In the city of Nashville, there are hundreds of independent bands and artists working their asses off to make it to the top and land that lucrative label deal that will allow them to do what they love for a living and make money while doing it. Jeff Estes, the frontman, guitarist and chief songwriter of the Down Home Band believes they are “the hardest working, most dedicated band” in the city. The seeds of this band began on an open mic night in Nashville and it’s been a whirlwind ever since for the group. Down Home Band is made up of Estes, Matt Jaggers (lead guitarist/vocalist), Stephen Hopkins (bass/vocals) and Griffin Criste (drummer). They describe the sound of their music as a blending of blues, alt country, folk rock and Americana (they refer to is as “American Rock”). They just released a new single “Black Snake” and I have to say it’s a pretty apt description.
“Black Snake” is a rollicking and rocking song that draws on several genres’ influences.

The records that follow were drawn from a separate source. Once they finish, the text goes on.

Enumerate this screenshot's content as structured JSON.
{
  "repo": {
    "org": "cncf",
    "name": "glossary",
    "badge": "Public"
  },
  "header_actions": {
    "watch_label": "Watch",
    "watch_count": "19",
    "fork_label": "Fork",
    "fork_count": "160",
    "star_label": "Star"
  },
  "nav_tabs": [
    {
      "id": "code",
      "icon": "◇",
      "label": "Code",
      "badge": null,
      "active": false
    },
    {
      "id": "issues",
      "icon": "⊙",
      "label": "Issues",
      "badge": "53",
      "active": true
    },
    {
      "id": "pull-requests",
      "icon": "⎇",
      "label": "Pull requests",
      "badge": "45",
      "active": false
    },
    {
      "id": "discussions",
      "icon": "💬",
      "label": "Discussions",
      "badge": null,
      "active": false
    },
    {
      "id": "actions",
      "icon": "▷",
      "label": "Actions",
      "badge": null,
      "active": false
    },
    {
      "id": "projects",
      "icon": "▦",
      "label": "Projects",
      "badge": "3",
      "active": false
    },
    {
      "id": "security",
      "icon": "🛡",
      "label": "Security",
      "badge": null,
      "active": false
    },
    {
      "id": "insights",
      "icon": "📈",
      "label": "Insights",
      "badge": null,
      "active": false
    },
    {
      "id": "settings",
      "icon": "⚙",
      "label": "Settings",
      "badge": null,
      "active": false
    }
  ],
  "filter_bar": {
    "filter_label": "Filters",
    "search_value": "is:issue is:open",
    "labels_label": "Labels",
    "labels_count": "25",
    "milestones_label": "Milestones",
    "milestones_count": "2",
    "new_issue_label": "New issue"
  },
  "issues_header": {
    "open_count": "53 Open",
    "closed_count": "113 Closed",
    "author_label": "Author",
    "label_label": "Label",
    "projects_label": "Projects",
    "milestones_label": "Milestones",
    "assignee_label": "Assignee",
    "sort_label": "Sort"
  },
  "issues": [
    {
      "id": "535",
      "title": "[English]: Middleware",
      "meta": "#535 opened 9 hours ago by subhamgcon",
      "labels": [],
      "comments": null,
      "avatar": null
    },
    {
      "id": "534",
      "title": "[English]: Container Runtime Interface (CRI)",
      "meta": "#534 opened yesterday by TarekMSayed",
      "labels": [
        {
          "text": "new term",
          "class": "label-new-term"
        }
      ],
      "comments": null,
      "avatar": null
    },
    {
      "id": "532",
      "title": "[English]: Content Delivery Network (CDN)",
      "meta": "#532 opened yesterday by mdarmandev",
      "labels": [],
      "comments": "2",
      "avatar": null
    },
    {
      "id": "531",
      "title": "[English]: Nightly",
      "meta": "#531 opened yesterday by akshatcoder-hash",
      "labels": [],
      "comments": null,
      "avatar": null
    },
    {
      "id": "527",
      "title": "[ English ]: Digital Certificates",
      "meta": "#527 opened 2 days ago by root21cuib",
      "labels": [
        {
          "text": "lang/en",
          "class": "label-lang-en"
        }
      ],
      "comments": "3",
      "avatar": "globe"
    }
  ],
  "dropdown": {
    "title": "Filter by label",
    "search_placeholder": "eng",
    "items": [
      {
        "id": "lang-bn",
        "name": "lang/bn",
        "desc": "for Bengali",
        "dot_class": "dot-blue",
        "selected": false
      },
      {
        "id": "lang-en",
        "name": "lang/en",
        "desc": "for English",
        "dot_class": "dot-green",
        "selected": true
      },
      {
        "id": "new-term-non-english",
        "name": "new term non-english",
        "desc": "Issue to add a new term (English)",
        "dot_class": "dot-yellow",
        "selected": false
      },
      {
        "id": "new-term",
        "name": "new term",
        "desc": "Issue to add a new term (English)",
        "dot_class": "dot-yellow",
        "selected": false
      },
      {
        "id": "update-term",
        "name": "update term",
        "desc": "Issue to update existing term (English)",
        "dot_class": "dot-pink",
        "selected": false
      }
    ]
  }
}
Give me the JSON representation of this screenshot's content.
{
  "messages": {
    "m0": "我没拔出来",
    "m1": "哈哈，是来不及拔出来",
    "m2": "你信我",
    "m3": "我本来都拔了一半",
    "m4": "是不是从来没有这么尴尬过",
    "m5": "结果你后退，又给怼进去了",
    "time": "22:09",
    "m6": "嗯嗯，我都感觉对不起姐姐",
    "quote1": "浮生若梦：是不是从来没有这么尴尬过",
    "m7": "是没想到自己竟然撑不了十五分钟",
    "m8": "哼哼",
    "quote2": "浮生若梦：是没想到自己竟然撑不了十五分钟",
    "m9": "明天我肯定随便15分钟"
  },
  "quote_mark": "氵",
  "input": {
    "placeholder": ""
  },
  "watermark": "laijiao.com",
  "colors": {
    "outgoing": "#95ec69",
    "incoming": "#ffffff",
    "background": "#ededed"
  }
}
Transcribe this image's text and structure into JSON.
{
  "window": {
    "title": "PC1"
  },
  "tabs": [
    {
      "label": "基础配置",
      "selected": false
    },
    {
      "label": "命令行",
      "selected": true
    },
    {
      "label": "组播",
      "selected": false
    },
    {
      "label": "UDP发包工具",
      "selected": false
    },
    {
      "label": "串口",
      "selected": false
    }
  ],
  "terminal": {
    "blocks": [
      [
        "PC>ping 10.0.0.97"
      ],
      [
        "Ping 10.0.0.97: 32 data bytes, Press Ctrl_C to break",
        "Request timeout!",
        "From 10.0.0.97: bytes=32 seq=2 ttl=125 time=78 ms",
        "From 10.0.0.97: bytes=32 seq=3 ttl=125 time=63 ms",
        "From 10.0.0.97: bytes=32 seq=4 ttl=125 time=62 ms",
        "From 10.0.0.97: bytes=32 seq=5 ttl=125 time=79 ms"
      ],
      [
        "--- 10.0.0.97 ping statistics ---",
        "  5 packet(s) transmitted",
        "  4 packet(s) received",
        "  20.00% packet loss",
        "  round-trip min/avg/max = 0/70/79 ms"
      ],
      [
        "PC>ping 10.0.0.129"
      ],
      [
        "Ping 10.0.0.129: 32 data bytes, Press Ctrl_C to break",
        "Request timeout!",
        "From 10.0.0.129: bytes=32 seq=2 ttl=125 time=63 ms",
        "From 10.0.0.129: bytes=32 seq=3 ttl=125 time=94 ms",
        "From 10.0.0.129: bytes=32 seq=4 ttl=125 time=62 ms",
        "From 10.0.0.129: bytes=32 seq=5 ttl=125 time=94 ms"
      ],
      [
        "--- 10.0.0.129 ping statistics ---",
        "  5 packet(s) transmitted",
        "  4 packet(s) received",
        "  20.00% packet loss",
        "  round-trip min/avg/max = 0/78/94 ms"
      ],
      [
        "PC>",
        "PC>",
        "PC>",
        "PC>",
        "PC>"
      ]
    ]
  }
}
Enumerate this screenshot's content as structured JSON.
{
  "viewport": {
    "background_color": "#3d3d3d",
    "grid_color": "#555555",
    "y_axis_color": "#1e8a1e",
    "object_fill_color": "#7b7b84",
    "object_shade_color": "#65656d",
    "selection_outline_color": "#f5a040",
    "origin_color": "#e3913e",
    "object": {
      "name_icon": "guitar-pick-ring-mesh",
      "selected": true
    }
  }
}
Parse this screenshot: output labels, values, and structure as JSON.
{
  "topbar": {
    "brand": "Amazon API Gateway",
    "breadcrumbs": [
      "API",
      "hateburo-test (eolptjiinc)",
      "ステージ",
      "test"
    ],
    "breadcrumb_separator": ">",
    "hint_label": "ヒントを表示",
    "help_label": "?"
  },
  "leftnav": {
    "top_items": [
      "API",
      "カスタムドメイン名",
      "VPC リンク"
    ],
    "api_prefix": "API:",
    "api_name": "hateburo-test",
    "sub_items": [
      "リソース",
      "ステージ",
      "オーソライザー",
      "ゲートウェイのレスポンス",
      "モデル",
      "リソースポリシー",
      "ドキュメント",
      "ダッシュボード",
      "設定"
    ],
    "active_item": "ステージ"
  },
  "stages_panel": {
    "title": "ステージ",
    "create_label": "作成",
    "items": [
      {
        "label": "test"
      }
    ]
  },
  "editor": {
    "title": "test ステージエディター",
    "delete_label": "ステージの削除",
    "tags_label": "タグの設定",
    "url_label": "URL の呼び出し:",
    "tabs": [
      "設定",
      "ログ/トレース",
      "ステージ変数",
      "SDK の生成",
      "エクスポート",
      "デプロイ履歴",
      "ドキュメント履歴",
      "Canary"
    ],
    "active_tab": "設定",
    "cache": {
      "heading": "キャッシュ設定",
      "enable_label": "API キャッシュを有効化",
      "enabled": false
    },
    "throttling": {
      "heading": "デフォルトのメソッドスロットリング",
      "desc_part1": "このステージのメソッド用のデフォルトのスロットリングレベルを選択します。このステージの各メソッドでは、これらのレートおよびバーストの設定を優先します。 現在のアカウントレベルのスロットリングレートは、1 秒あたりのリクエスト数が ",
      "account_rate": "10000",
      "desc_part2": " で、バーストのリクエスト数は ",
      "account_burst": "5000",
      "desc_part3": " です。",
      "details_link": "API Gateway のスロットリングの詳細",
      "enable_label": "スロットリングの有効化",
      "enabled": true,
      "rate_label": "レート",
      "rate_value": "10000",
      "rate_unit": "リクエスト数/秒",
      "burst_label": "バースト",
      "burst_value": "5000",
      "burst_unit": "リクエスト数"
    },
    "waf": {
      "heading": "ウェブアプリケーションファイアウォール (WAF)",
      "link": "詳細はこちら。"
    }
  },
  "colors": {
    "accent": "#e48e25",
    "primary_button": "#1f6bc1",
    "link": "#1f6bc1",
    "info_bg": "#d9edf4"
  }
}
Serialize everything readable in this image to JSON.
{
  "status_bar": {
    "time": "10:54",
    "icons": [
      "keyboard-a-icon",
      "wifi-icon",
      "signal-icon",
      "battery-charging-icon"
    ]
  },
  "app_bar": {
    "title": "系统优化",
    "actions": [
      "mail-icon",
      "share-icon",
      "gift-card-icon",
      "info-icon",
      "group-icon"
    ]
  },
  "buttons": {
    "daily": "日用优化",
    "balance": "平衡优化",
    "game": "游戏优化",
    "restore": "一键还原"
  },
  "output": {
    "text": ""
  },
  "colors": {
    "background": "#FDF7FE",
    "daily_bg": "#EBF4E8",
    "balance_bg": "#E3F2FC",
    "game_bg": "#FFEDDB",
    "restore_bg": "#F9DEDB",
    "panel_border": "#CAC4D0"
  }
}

The electric guitars roar throughout, especially in the final three minutes of the song. The arrangement feels very Allman Brothers-esqué, which is a good thing. The opening minute you can definitely hear the Americana/folk rock sound, which sets up the rocking part of the song well. It was wise to bring the sound down then rise back up after the minute mark to really set up the meat of the song. As for the theme of the song, it’s a little hard to find at first. The crux of the song revolves around the main line “they are the shepherd, you are the sheep, I am the wolf.” I’m sure the band has a certain theme in mind here, but I really think it’s open enough that it could be interpreted in multiple ways by the listener. It could be comparing a man, who doesn’t have the best intentions (the wolf) with a woman he’s after (the sheep) with the people convincing her not to go with him (the shepherd). Some may not like such a loose theme, but I think it works here.
The Down Home Band are certainly a talented group and their hard work shows in “Black Snake.” It’s a southern rock type jam that I think many listeners can appreciate and enjoy listening to. The rough edges of the song give it good character and the instrumentation is just flat-out great. Even though I enjoy the rough edges, I think the sound could use just a touch of polish and could be honed in just a little to make it even more appealing. So while I don’t think Down Home Band reaches their full potential on this song, I think they have all the tools to stand out and be a great band. “Black Snake” is definitely worth checking out and I think the band’s “hardest working” moniker is backed up on this single.